When one refers to the strength of a magnetic field, they're usually referring to the scalar magnitude of the magnetic field vector, so no.

Magnetic moment is a vecotr quantity

Charge is not a vector.

It is a way of representing the magnetic force at a point in the field. The magnitude and direction of the vector represents the strength and the direction of the magnetic force acting on a charged particle in the field.

Magnetic induction is a vector quantity because it has both magnitude and direction. The direction of magnetic induction is given by the right-hand rule, which determines the direction of the magnetic field produced by a current-carrying conductor. This direction is crucial when considering the effects of magnetic fields on charged particles and other magnetic materials.

Magnetism is a force. Vector notation is required to indicate magnitude and direction of a force.

Magnetism is a force. Vector notation is required to indicate magnitude and direction of a force.

Light is characterized by its electric vector because its interactions with matter are primarily through the electric field. The magnetic field of light comes into play when dealing with certain materials or under specific conditions, such as in radio waves or at high frequencies, but in general, the electric field of light is more prominent in its interactions with matter.

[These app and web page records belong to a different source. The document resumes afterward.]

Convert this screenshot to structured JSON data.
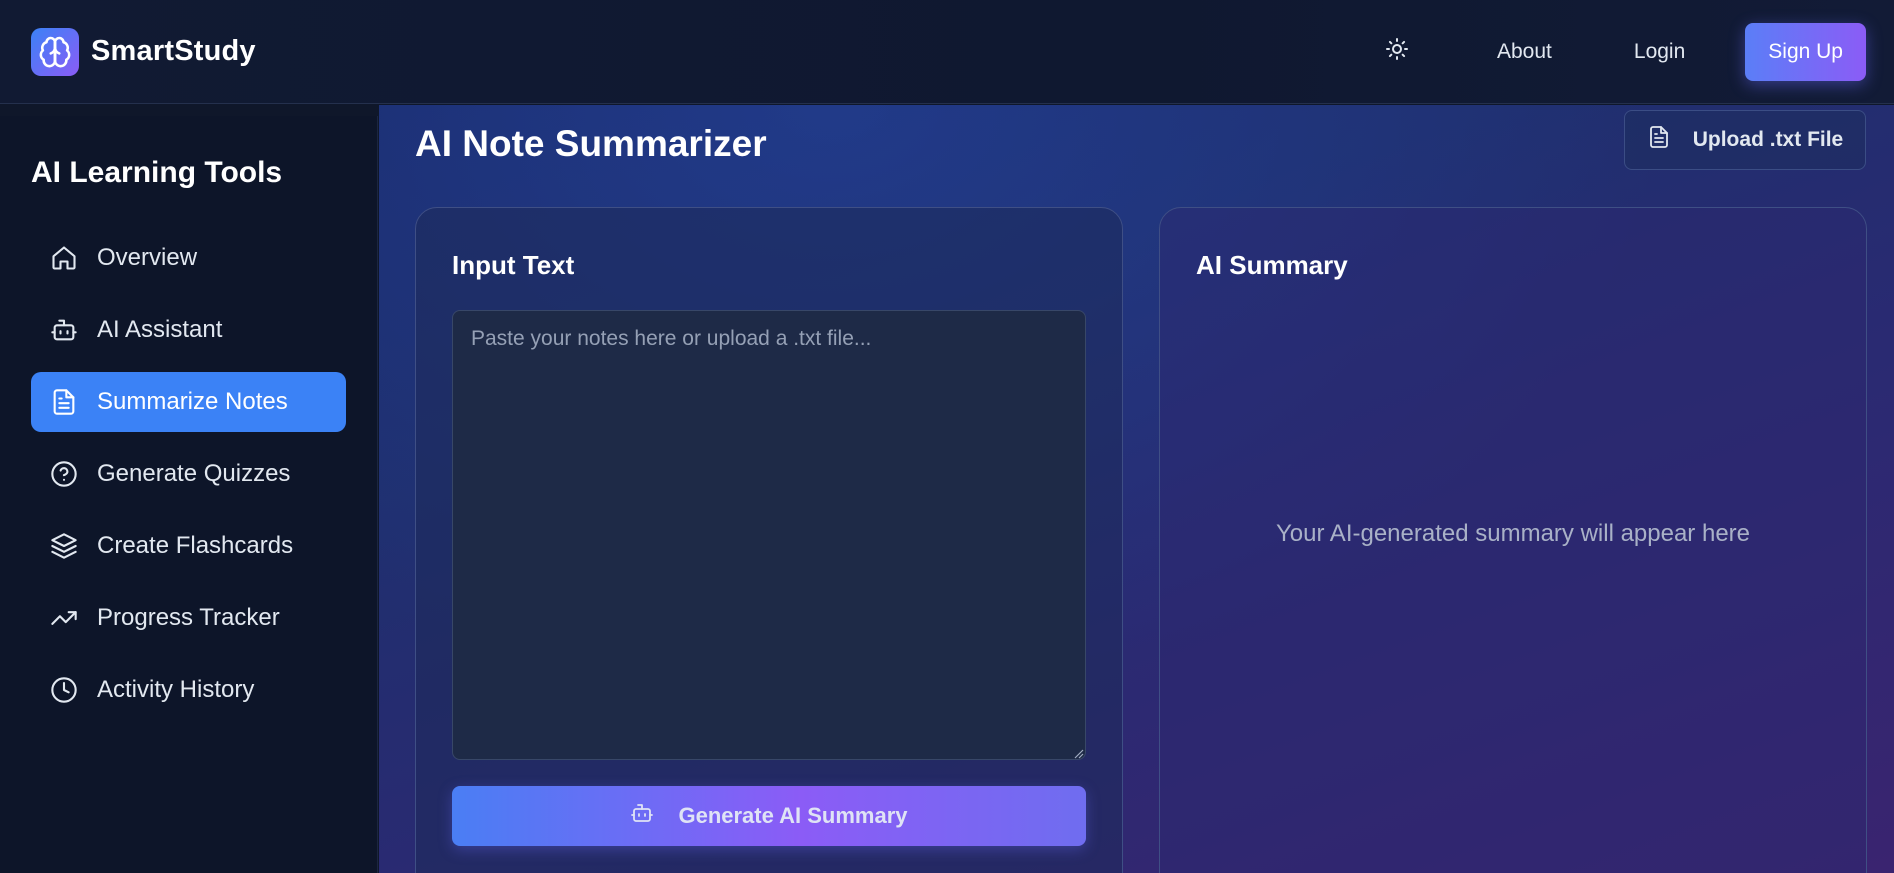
{
  "header": {
    "brand": "SmartStudy",
    "logo_icon": "brain-icon",
    "theme_icon": "sun-icon",
    "nav": {
      "about": "About",
      "login": "Login",
      "signup": "Sign Up"
    }
  },
  "sidebar": {
    "title": "AI Learning Tools",
    "items": [
      {
        "label": "Overview",
        "icon": "home-icon",
        "active": false
      },
      {
        "label": "AI Assistant",
        "icon": "bot-icon",
        "active": false
      },
      {
        "label": "Summarize Notes",
        "icon": "file-text-icon",
        "active": true
      },
      {
        "label": "Generate Quizzes",
        "icon": "help-circle-icon",
        "active": false
      },
      {
        "label": "Create Flashcards",
        "icon": "layers-icon",
        "active": false
      },
      {
        "label": "Progress Tracker",
        "icon": "trending-up-icon",
        "active": false
      },
      {
        "label": "Activity History",
        "icon": "clock-icon",
        "active": false
      }
    ]
  },
  "main": {
    "title": "AI Note Summarizer",
    "upload_label": "Upload .txt File",
    "input_card": {
      "title": "Input Text",
      "placeholder": "Paste your notes here or upload a .txt file...",
      "value": "",
      "button_label": "Generate AI Summary"
    },
    "summary_card": {
      "title": "AI Summary",
      "placeholder": "Your AI-generated summary will appear here"
    }
  },
  "colors": {
    "accent": "#3b82f6",
    "accent_purple": "#8b5cf6",
    "background": "#0f172a"
  }
}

Both act only on charged particles (ions, protons, or electrons). ?However, an electric field (which generates an ELECTRIC FORCE) acts on a particle in the same direction as the field, given by the equation:F(vector) = q*E(vector)The resulting force vector is in the same direction as the field vector (for positive charges).A magnetic field generates a force ONLY on a MOVING charge, and ONLY if the charge is moving non-parallel to the magnetic field:F(vector) = q*v(vector) x B(vector)Because of the cross-product, the magnetic force is a direction perpendicular to the velocity and magnetic field vectors (use the right hand rule to figure out the direction of magnetic force). ?The particle will still have momentum from its initial velocity, so an applied magnetic field will (pretty much) always make the particle move in a curved path.

A magnetic field is neither: it is a vector field with both direction and quantity.

Magnetic force becomes stronger with an increase in the strength of the magnetic field, a decrease in the distance between the magnets, or by using magnetic materials that are more easily magnetized. Additionally, aligning the magnetic domains within a material can also enhance its magnetic force.